May 6, 2020, 12:48 PM
“Your eyes are too pure to look on evil; you cannot tolerate wrong.” (Habakkuk 1:13)
Whilst persistent prayer is a recommended medium for achieving results in one’s Christian life - if we do not give up immediately when results are not forthcoming - we will observe that sometimes the answer can be a blunt ‘no’ and no amount of persistence is likely to alter or influence the outcome.
Abraham pleads for Sodom and Gomorrah
The state of waywardness in Sodom and Gomorrah had gone out of hand. People were living anyhow; sin was rampant and it had become “so grievous” and degrading by any standard. The outcry against total disregard for God and righteous living in these twin cities had reached God’s ears and He was greatly displeased.
Prior to administering punishment however, God had thought it necessary to put Abraham in the picture. “Shall I hide from Abraham what I am about to do?” (Genesis 18:17) When Abraham became privy to God’s plan, he sought to plead with Him for clemency - but to no avail. Abraham put his case this way. “Will you sweep away the righteous with the wicked?” What if there are fifty righteous people in the city? Will you really sweep it away and not spare the place for the sake of the fifty righteous people in it? Far be it from you to do such a thing – to kill the righteous with the wicked, treating the righteous and the wicked alike. Far be it from you! Will not the Judge of the earth do right?” (verse 23)
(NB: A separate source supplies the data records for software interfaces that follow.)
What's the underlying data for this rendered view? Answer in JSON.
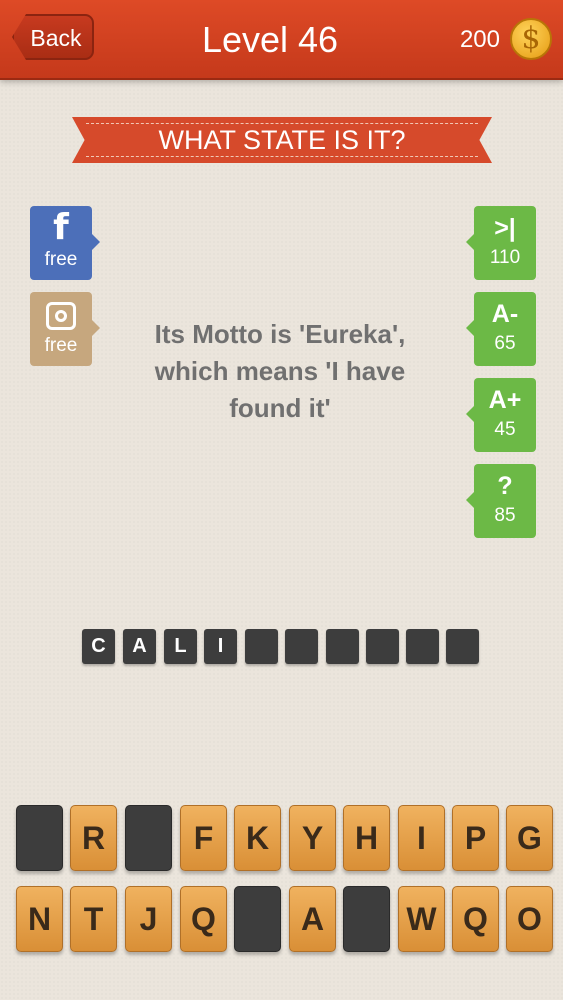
{
  "header": {
    "back_label": "Back",
    "title": "Level 46",
    "coins": "200",
    "coin_symbol": "$"
  },
  "question": {
    "banner": "WHAT STATE IS IT?",
    "clue": "Its Motto is 'Eureka', which means 'I have found it'"
  },
  "left_buttons": [
    {
      "icon": "facebook-icon",
      "glyph": "f",
      "label": "free",
      "color": "#4c6fb9"
    },
    {
      "icon": "instagram-icon",
      "label": "free",
      "color": "#c6a77e"
    }
  ],
  "hint_buttons": [
    {
      "glyph": ">|",
      "cost": "110"
    },
    {
      "glyph": "A-",
      "cost": "65"
    },
    {
      "glyph": "A+",
      "cost": "45"
    },
    {
      "glyph": "?",
      "cost": "85"
    }
  ],
  "answer_slots": [
    "C",
    "A",
    "L",
    "I",
    "",
    "",
    "",
    "",
    "",
    ""
  ],
  "letter_tiles": {
    "row1": [
      "",
      "R",
      "",
      "F",
      "K",
      "Y",
      "H",
      "I",
      "P",
      "G"
    ],
    "row2": [
      "N",
      "T",
      "J",
      "Q",
      "",
      "A",
      "",
      "W",
      "Q",
      "O"
    ]
  },
  "colors": {
    "header_red": "#d4411f",
    "hint_green": "#6cb946",
    "tile_tan": "#e6a04a",
    "slot_dark": "#3d3d3d"
  }
}
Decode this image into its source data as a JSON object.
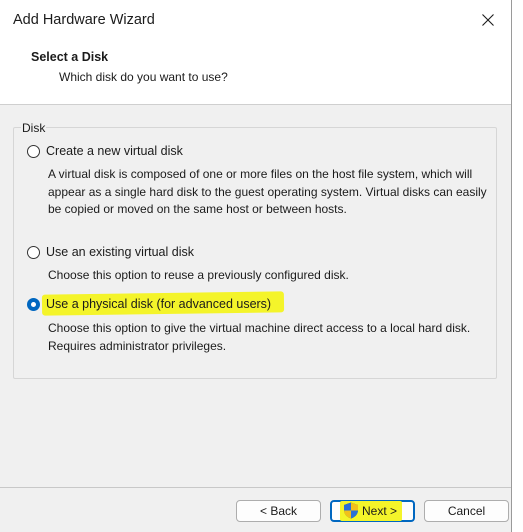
{
  "window": {
    "title": "Add Hardware Wizard"
  },
  "header": {
    "title": "Select a Disk",
    "subtitle": "Which disk do you want to use?"
  },
  "group": {
    "label": "Disk"
  },
  "options": [
    {
      "label": "Create a new virtual disk",
      "checked": false,
      "description": "A virtual disk is composed of one or more files on the host file system, which will appear as a single hard disk to the guest operating system. Virtual disks can easily be copied or moved on the same host or between hosts."
    },
    {
      "label": "Use an existing virtual disk",
      "checked": false,
      "description": "Choose this option to reuse a previously configured disk."
    },
    {
      "label": "Use a physical disk (for advanced users)",
      "checked": true,
      "description": "Choose this option to give the virtual machine direct access to a local hard disk. Requires administrator privileges."
    }
  ],
  "buttons": {
    "back": "< Back",
    "next": "Next >",
    "cancel": "Cancel"
  },
  "colors": {
    "highlight": "#f4f42a",
    "accent": "#0067c0"
  }
}
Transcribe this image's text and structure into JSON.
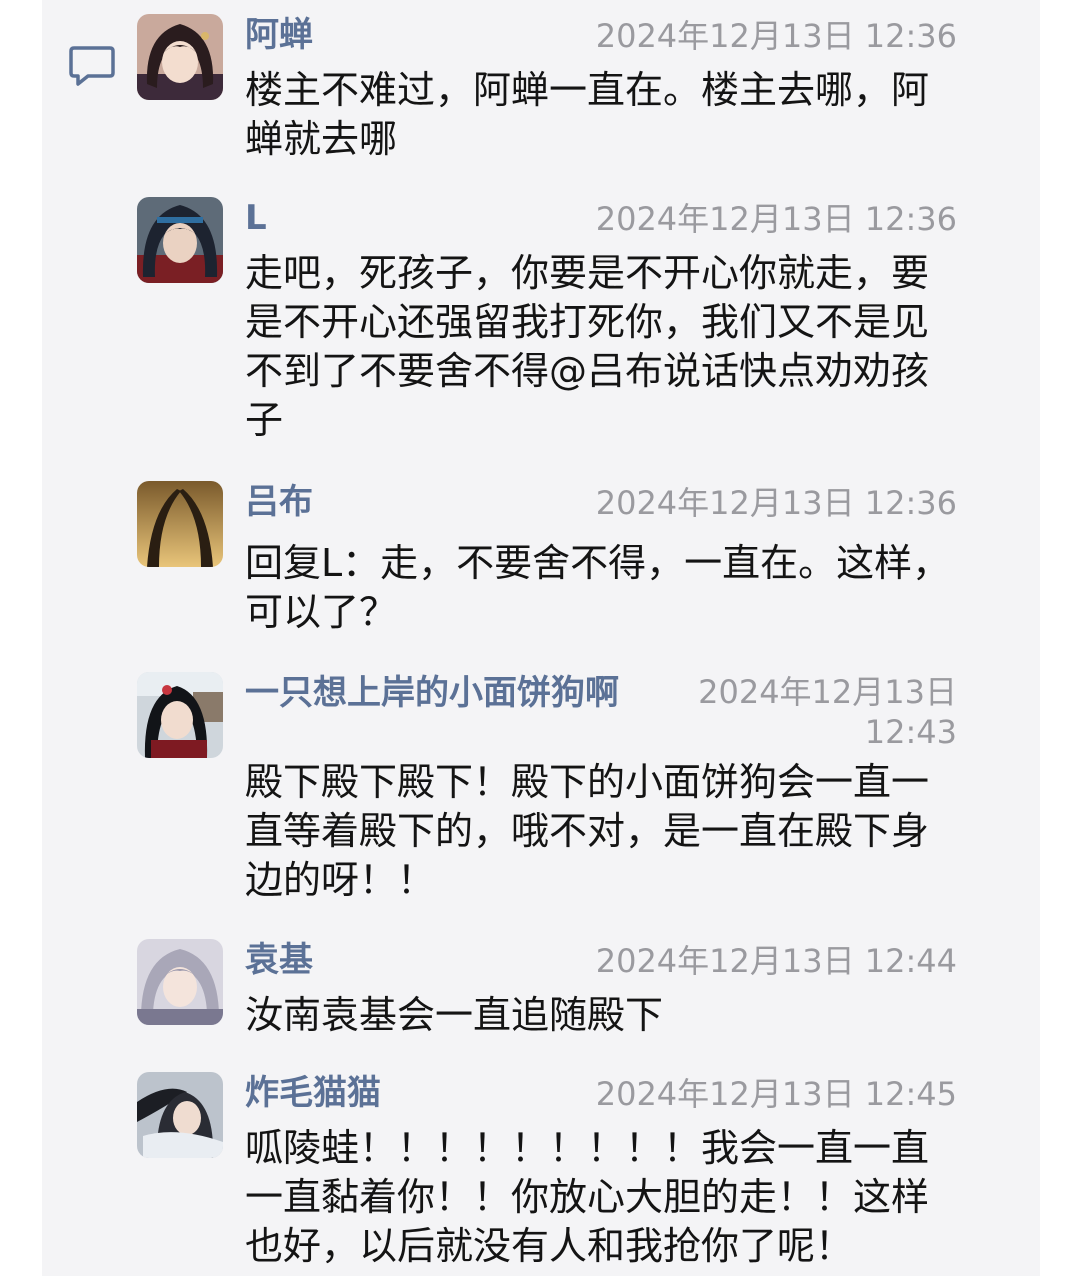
{
  "messages": [
    {
      "name": "阿蝉",
      "time": "2024年12月13日 12:36",
      "text": "楼主不难过，阿蝉一直在。楼主去哪，阿蝉就去哪"
    },
    {
      "name": "L",
      "time": "2024年12月13日 12:36",
      "text": "走吧，死孩子，你要是不开心你就走，要是不开心还强留我打死你，我们又不是见不到了不要舍不得@吕布说话快点劝劝孩子"
    },
    {
      "name": "吕布",
      "time": "2024年12月13日 12:36",
      "text": "回复L：走，不要舍不得，一直在。这样，可以了？"
    },
    {
      "name": "一只想上岸的小面饼狗啊",
      "time": "2024年12月13日 12:43",
      "text": "殿下殿下殿下！殿下的小面饼狗会一直一直等着殿下的，哦不对，是一直在殿下身边的呀！！"
    },
    {
      "name": "袁基",
      "time": "2024年12月13日 12:44",
      "text": "汝南袁基会一直追随殿下"
    },
    {
      "name": "炸毛猫猫",
      "time": "2024年12月13日 12:45",
      "text": "呱陵蛙！！！！！！！！！我会一直一直一直黏着你！！你放心大胆的走！！这样也好，以后就没有人和我抢你了呢！"
    }
  ],
  "icons": {
    "side": "comment-icon",
    "name_color": "#5b7196",
    "time_color": "#9a9a9f"
  }
}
In the end, fifty righteous people could not be found, -not even ten. So Abraham could not stay God’s hand from seeing His plan through. Because of the chronic wickedness in the land “the Lord rained down burning sulfur on Sodom and Gomorrah from out of the heavens.” (Genesis 19:24)
David pleads for mercy
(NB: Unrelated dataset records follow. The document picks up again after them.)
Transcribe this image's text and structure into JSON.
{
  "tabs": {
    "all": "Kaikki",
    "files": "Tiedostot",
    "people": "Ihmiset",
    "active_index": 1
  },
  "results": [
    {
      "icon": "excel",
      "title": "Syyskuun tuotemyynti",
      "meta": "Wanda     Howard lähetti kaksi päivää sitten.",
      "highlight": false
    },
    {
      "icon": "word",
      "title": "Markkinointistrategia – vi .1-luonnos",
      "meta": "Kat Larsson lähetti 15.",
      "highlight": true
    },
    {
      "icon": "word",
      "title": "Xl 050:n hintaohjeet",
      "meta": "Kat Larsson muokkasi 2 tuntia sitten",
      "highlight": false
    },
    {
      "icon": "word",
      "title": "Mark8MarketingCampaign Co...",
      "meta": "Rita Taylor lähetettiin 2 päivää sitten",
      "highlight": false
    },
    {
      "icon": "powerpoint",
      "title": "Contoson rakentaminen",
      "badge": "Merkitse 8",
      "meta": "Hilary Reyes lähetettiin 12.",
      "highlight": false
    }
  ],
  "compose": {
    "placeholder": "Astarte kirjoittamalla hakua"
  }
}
One evening king David was taking some fresh air on his rooftop when he saw a lady having her bath. She was “very beautiful.” One thing led to another and David committed adultery with her and the woman conceived. The lady, Bathsheba by name was married to Uriah, the Hittite, so to silence him, David arranged for him to be killed in the frontline.
God, who is omniscient, sent His prophet Nathan to rebuke David and he admitted his crime. “I have sinned against the Lord.” (Numbers 12:13) Nathan declared; “The Lord has taken away your sin. You are not going to die. But because by doing this you have made the enemies of the Lord show utter contempt, the son born of you will die.” (verse 14)
The child became very ill and David pleaded with God so that he would not die. “He fasted and went into his house and spent nights lying on the ground … and he refused -- to get up -- and would not eat any food …” (verse 17) However on the seventh day the child died. Fearing that David would do something desperate nobody dared to tell him about the death of the child. He suspected it however from the way they were whispering among themselves, “… for he had believed that while the child was alive, if he fasted and wept, ‘the Lord may be gracious to me and let the child live.” (verse 22)
Some of our actions warrant God’s mercy, others don’t – particularly when they do not honour Him. In the face of stubbornness and wickedness, it is impossible for God to bend and be merciful to us because our actions do not bring credit to His name. God’s justice is not governed by favouritism. (James 2:1) We are all equal in His eyes.
David realised the degree of his offence but thought God would be merciful nevertheless. He wrote in Psalm 51, “Against You, You only, have I sinned and done what is evil in Your sight, so that You are proved right when You speak and justified when You judge.” (verse 4)
What God delights in, is not sacrifice and burnt offerings but “a broken spirit and a contrite heart.” How much we are truly sorry determines God’s reaction to our plea.
Whilst God’s decision may seem harsh coming from a merciful God, He is justified in all that He does. “For what son is not disciplined by his father.” (Hebrews 12:7b)